GMC Marine Engine Technology designs and manufactures high-performance motors for inboard and stern-drive boats. Due to the challenges of freshwater and saltwater use, boat engine systems must be reliable, robust, and resistant to corrosion. GMC marine battery trays and battery boxes are designed to ensure that engine batteries remain properly housed and protected in extreme marine environments.

Are all marine battery trays and battery boxes the same?

They are not the same because marine engines vary in size, affecting battery size requirements. Each battery tray and battery box is designed for a specific marine engine make and model and features the following components:

  • Tray foundation: Attaches to the boat and provides a foundation to hold single or multiple marine batteries.
  • Adjustable strap or hold bracket: This attaches to the battery tray and tightens to hold the battery in place. Batteries that move during use may result in a disconnection from the electrical system or damage to an engine’s or boat’s structure.
  • Fitted box: Many marine batteries use a fitted top that covers and holds the entire battery, increasing resistance to water and other corrosive properties by keeping them outside the battery box.

What materials do a typical battery tray and battery box use?

Although car and truck battery trays and boxes include metallic materials, specialized plastics are most effective for marine applications due to their resistance to corrosion. However, plastic battery trays and battery boxes still need to be inspected for corrosion and other abnormalities as they age. This ensures that they can safely hold their contents.

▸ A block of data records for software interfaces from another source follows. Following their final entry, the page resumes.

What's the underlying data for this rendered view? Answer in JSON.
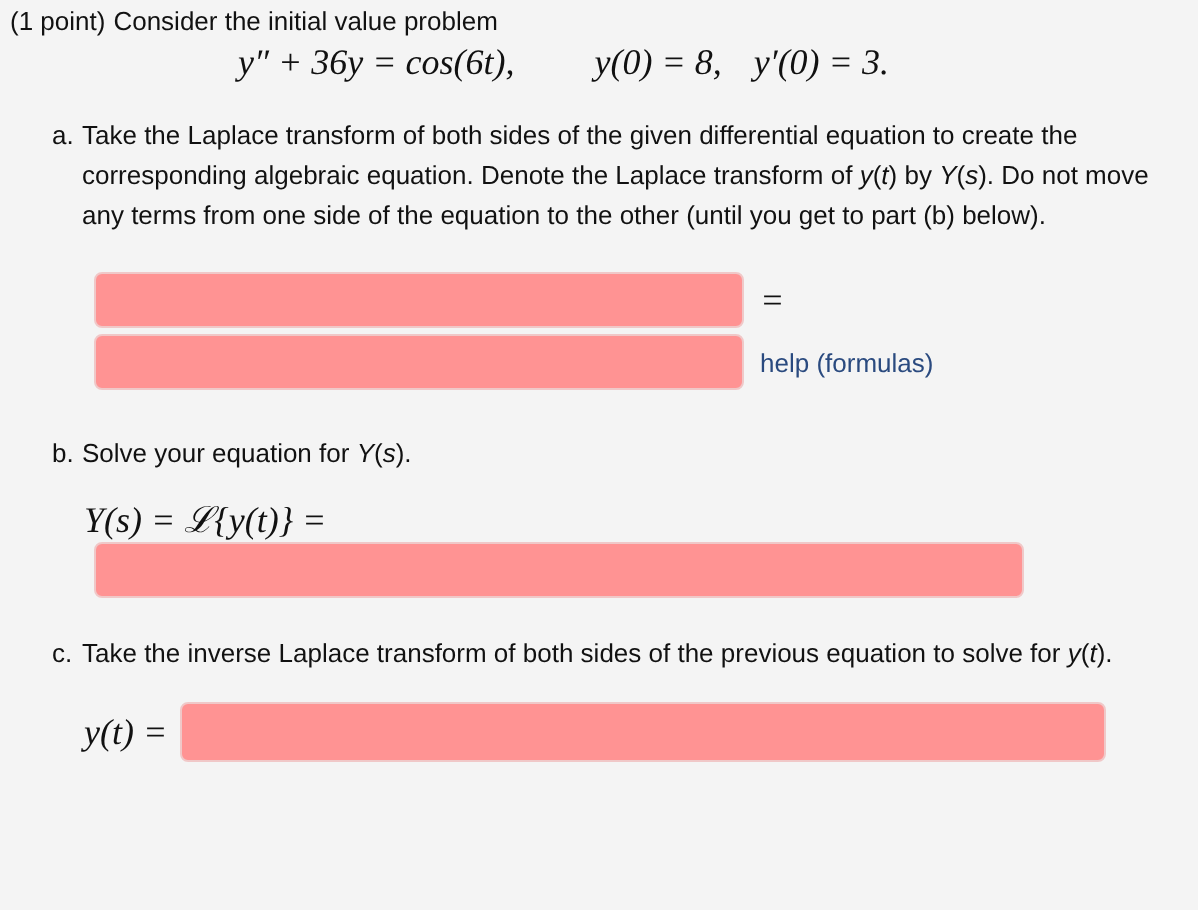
{
  "problem": {
    "points": "(1 point)",
    "intro": "Consider the initial value problem",
    "equation": [
      "y″ + 36y = cos(6t),",
      "y(0) = 8,",
      "y′(0) = 3."
    ]
  },
  "part_a": {
    "marker": "a.",
    "text": "Take the Laplace transform of both sides of the given differential equation to create the corresponding algebraic equation. Denote the Laplace transform of *y*(*t*) by *Y*(*s*). Do not move any terms from one side of the equation to the other (until you get to part (b) below).",
    "fields": [
      {
        "incorrect": true
      },
      {
        "incorrect": true
      }
    ],
    "equals": "=",
    "help_link": "help (formulas)"
  },
  "part_b": {
    "marker": "b.",
    "text": "Solve your equation for *Y*(*s*).",
    "formula": "Y(s) = ℒ{y(t)} =",
    "field": {
      "incorrect": true
    }
  },
  "part_c": {
    "marker": "c.",
    "text": "Take the inverse Laplace transform of both sides of the previous equation to solve for *y*(*t*).",
    "formula": "y(t) =",
    "field": {
      "incorrect": true
    }
  }
}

When is it time to replace a battery tray or battery box?

  • Surface cracks: This indicates a weakening of the structure, which could challenge the ability of it to hold contents in its place.
  • Corrosion: Although metals corrode faster, it is still possible for plastic structures to corrode. When inspecting your battery tray or battery box, check for material discoloration and degradation of the structure due to marine corrosion.
  • Broken parts: Whether it is a chip, failed bolts, a broken strap, or other structural challenges, the defective marine part should be replaced as soon as possible.

How do you inspect a battery tray or battery box?

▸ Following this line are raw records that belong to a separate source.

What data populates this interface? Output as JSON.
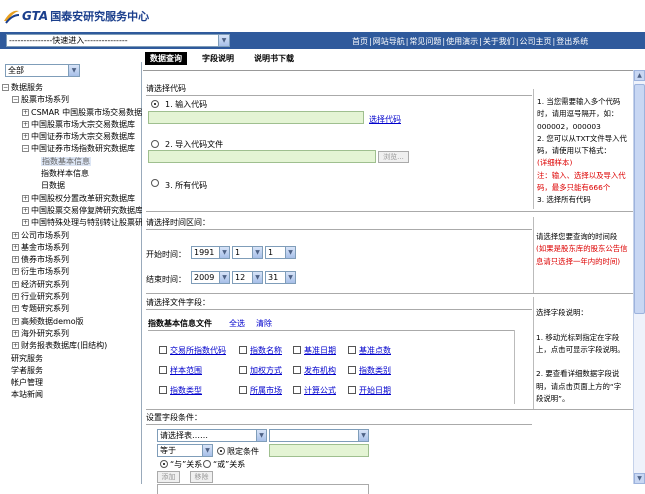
{
  "header": {
    "logo_text": "GTA",
    "logo_cn": "国泰安研究服务中心",
    "quick_select": "---------------快速进入---------------",
    "nav": [
      "首页",
      "网站导航",
      "常见问题",
      "使用演示",
      "关于我们",
      "公司主页",
      "登出系统"
    ]
  },
  "left": {
    "select_value": "全部",
    "tree": [
      {
        "label": "数据服务",
        "box": "-",
        "indent": 0
      },
      {
        "label": "股票市场系列",
        "box": "-",
        "indent": 1
      },
      {
        "label": "CSMAR 中国股票市场交易数据",
        "box": "+",
        "indent": 2
      },
      {
        "label": "中国股票市场大宗交易数据库",
        "box": "+",
        "indent": 2
      },
      {
        "label": "中国证券市场大宗交易数据库",
        "box": "+",
        "indent": 2
      },
      {
        "label": "中国证券市场指数研究数据库",
        "box": "-",
        "indent": 2
      },
      {
        "label": "指数基本信息",
        "box": "",
        "indent": 3,
        "selected": true
      },
      {
        "label": "指数样本信息",
        "box": "",
        "indent": 3
      },
      {
        "label": "日数据",
        "box": "",
        "indent": 3
      },
      {
        "label": "中国股权分置改革研究数据库",
        "box": "+",
        "indent": 2
      },
      {
        "label": "中国股票交易停复牌研究数据库",
        "box": "+",
        "indent": 2
      },
      {
        "label": "中国特殊处理与特别转让股票研究",
        "box": "+",
        "indent": 2
      },
      {
        "label": "公司市场系列",
        "box": "+",
        "indent": 1
      },
      {
        "label": "基金市场系列",
        "box": "+",
        "indent": 1
      },
      {
        "label": "债券市场系列",
        "box": "+",
        "indent": 1
      },
      {
        "label": "衍生市场系列",
        "box": "+",
        "indent": 1
      },
      {
        "label": "经济研究系列",
        "box": "+",
        "indent": 1
      },
      {
        "label": "行业研究系列",
        "box": "+",
        "indent": 1
      },
      {
        "label": "专题研究系列",
        "box": "+",
        "indent": 1
      },
      {
        "label": "高频数据demo版",
        "box": "+",
        "indent": 1
      },
      {
        "label": "海外研究系列",
        "box": "+",
        "indent": 1
      },
      {
        "label": "财务报表数据库(旧结构)",
        "box": "+",
        "indent": 1
      },
      {
        "label": "研究服务",
        "box": "",
        "indent": 0
      },
      {
        "label": "学者服务",
        "box": "",
        "indent": 0
      },
      {
        "label": "帐户管理",
        "box": "",
        "indent": 0
      },
      {
        "label": "本站新闻",
        "box": "",
        "indent": 0
      }
    ]
  },
  "tabs": [
    "数据查询",
    "字段说明",
    "说明书下载"
  ],
  "code": {
    "title": "请选择代码",
    "opt1": "1. 输入代码",
    "select_code": "选择代码",
    "opt2": "2. 导入代码文件",
    "browse": "浏览...",
    "opt3": "3. 所有代码",
    "help": [
      "1. 当您需要输入多个代码",
      "时，请用逗号隔开，如：",
      "000002，000003",
      "2. 您可以从TXT文件导入代",
      "码，请使用以下格式：",
      "(详细样本)",
      "注：输入、选择以及导入代",
      "码，最多只能有666个",
      "3. 选择所有代码"
    ]
  },
  "time": {
    "title": "请选择时间区间：",
    "start_label": "开始时间：",
    "start": [
      "1991",
      "1",
      "1"
    ],
    "end_label": "结束时间：",
    "end": [
      "2009",
      "12",
      "31"
    ],
    "help1": "请选择您要查询的时间段",
    "help2": "(如果是股东库的股东公告信",
    "help3": "息请只选择一年内的时间)"
  },
  "fields": {
    "title": "请选择文件字段：",
    "header": "指数基本信息文件",
    "select_all": "全选",
    "clear": "清除",
    "items": [
      "交易所指数代码",
      "指数名称",
      "基准日期",
      "基准点数",
      "样本范围",
      "加权方式",
      "发布机构",
      "指数类别",
      "指数类型",
      "所属市场",
      "计算公式",
      "开始日期"
    ],
    "help": [
      "选择字段说明：",
      "",
      "1. 移动光标到指定在字段",
      "上，点击可显示字段说明。",
      "",
      "2. 要查看详细数据字段说",
      "明，请点击页面上方的“字",
      "段说明”。"
    ]
  },
  "conditions": {
    "title": "设置字段条件：",
    "table_select": "请选择表……",
    "op": "等于",
    "limit_label": "限定条件",
    "and_label": "“与”关系",
    "or_label": "“或”关系",
    "add": "添加",
    "remove": "移除"
  }
}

All inspections should be performed per manufacturer’s recommendations. Some of the steps may involve:

  • Removing the battery: Follow the manufacturer’s procedures on removing the battery. Typical steps include removing the top of the battery box, disconnecting the battery from the electrical system, loosening the battery bracket and/or strap that holds the battery in place, and removing the battery.
  • Removing the battery tray: If anchored to the watercraft’s structure, loosen and remove bolts that are holding the battery tray in place and remove.
  • Inspecting the battery tray and battery box: Clean off any debris and carefully look for cracks, chips, breaks, discoloration, and other indicators of weakness around or in the battery tray and/or battery box.
  • Replacing the battery: If signs of structural failure are present, order and install a marine-approved replacement part and reinstall the battery.